**PROBLEM STATEMENT**
Each line of the data holding "Malware" should be found and copied.

Entries taken from a collection
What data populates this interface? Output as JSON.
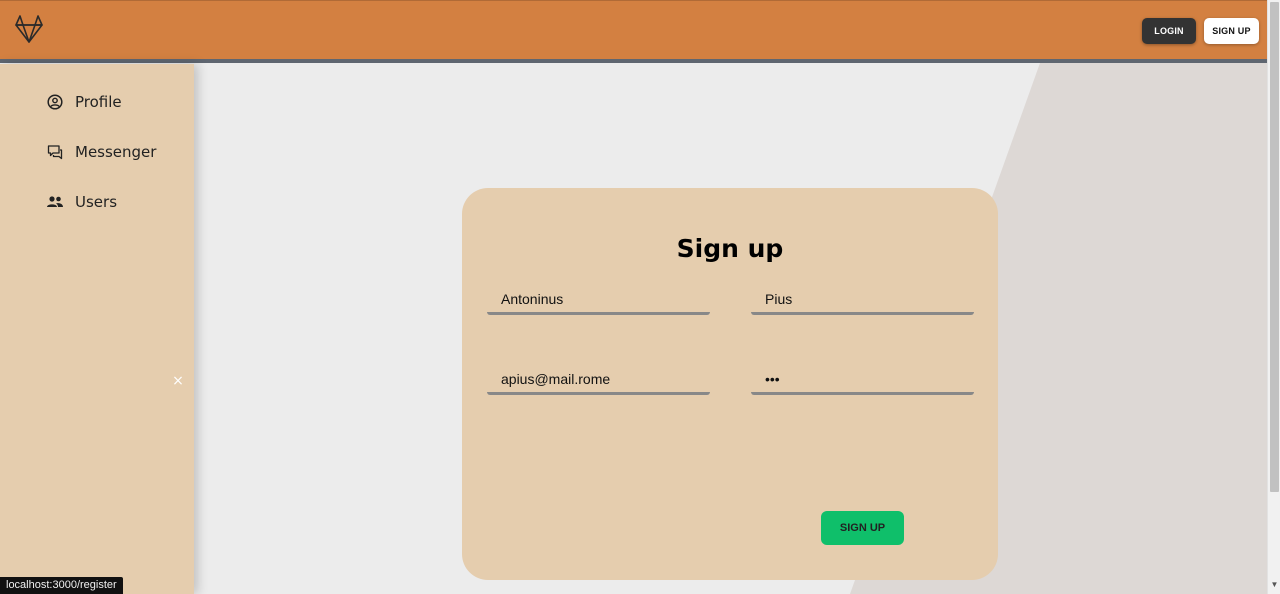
{
  "header": {
    "login_label": "LOGIN",
    "signup_label": "SIGN UP"
  },
  "sidebar": {
    "items": [
      {
        "label": "Profile",
        "icon": "profile-icon"
      },
      {
        "label": "Messenger",
        "icon": "messenger-icon"
      },
      {
        "label": "Users",
        "icon": "users-icon"
      }
    ],
    "close_glyph": "×"
  },
  "form": {
    "title": "Sign up",
    "first_name": "Antoninus",
    "last_name": "Pius",
    "email": "apius@mail.rome",
    "password": "•••",
    "submit_label": "SIGN UP"
  },
  "status_bar": {
    "url": "localhost:3000/register"
  },
  "colors": {
    "header": "#d38041",
    "sidebar": "#e5cdae",
    "card": "#e5cdae",
    "submit": "#0fbf6a",
    "login_button": "#333333"
  }
}
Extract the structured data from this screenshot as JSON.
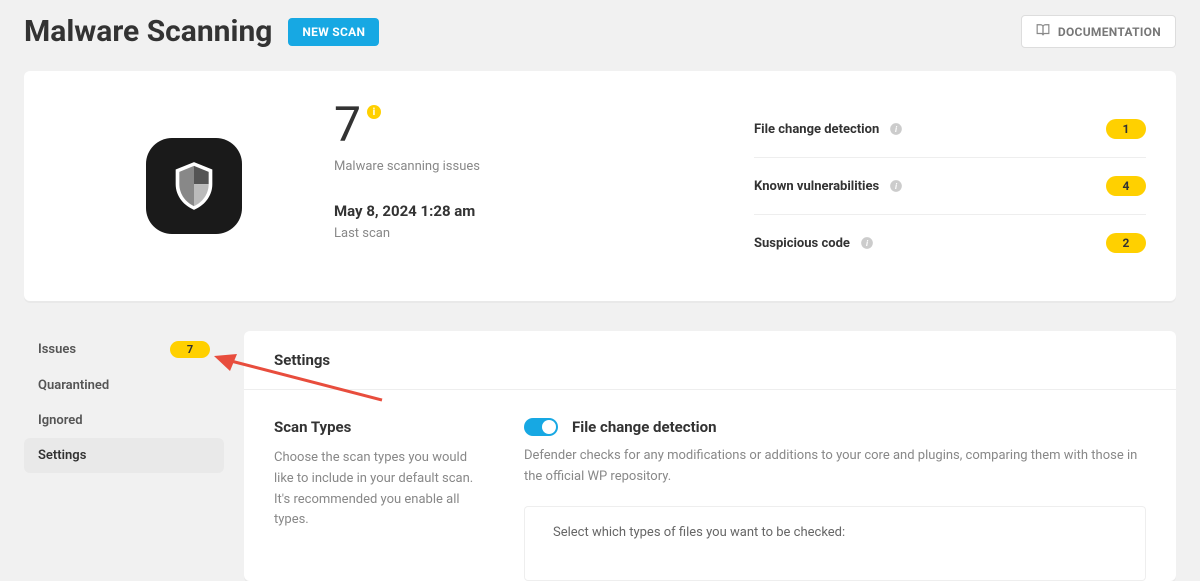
{
  "header": {
    "title": "Malware Scanning",
    "new_scan": "NEW SCAN",
    "docs": "DOCUMENTATION"
  },
  "summary": {
    "issue_count": "7",
    "issue_label": "Malware scanning issues",
    "last_scan_time": "May 8, 2024 1:28 am",
    "last_scan_label": "Last scan",
    "stats": [
      {
        "label": "File change detection",
        "count": "1"
      },
      {
        "label": "Known vulnerabilities",
        "count": "4"
      },
      {
        "label": "Suspicious code",
        "count": "2"
      }
    ]
  },
  "sidebar": {
    "items": [
      {
        "label": "Issues",
        "badge": "7",
        "active": false
      },
      {
        "label": "Quarantined",
        "active": false
      },
      {
        "label": "Ignored",
        "active": false
      },
      {
        "label": "Settings",
        "active": true
      }
    ]
  },
  "content": {
    "title": "Settings",
    "scan_types": {
      "heading": "Scan Types",
      "description": "Choose the scan types you would like to include in your default scan. It's recommended you enable all types."
    },
    "file_change": {
      "label": "File change detection",
      "description": "Defender checks for any modifications or additions to your core and plugins, comparing them with those in the official WP repository.",
      "box_text": "Select which types of files you want to be checked:"
    }
  },
  "colors": {
    "accent_blue": "#17a8e3",
    "accent_yellow": "#ffd000",
    "arrow_red": "#e84d3d"
  }
}
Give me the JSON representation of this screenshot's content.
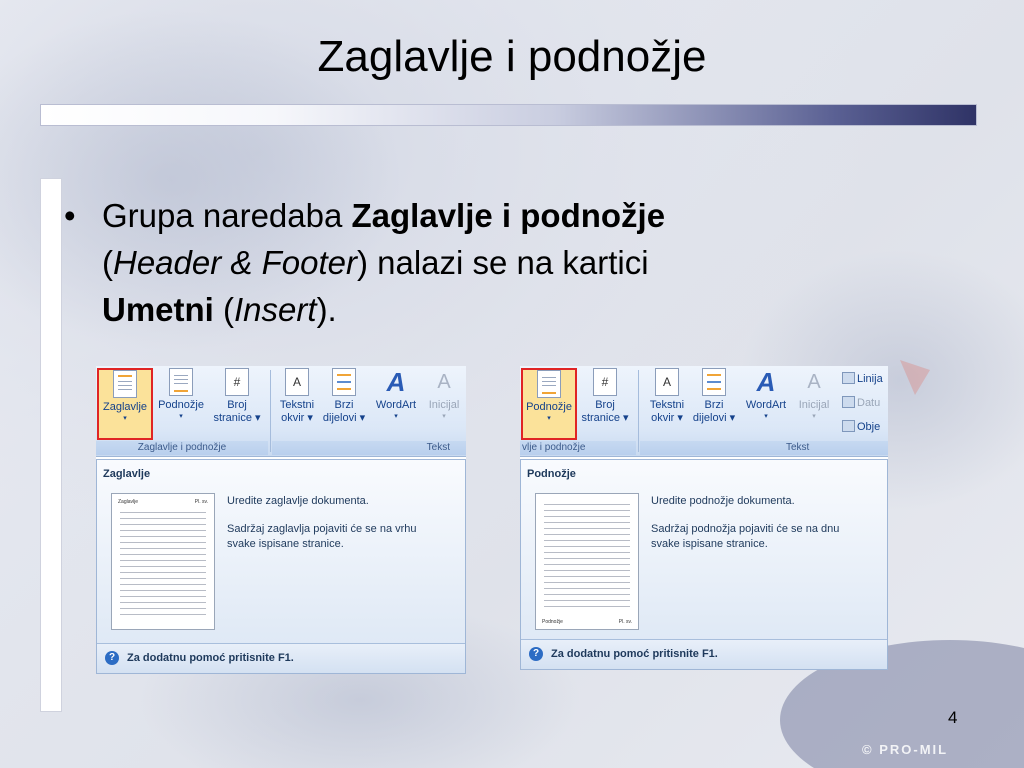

**ANSWER TO THE PROBLEM**
    "title": "Malware Scanning",
    "issue_label": "Malware scanning issues",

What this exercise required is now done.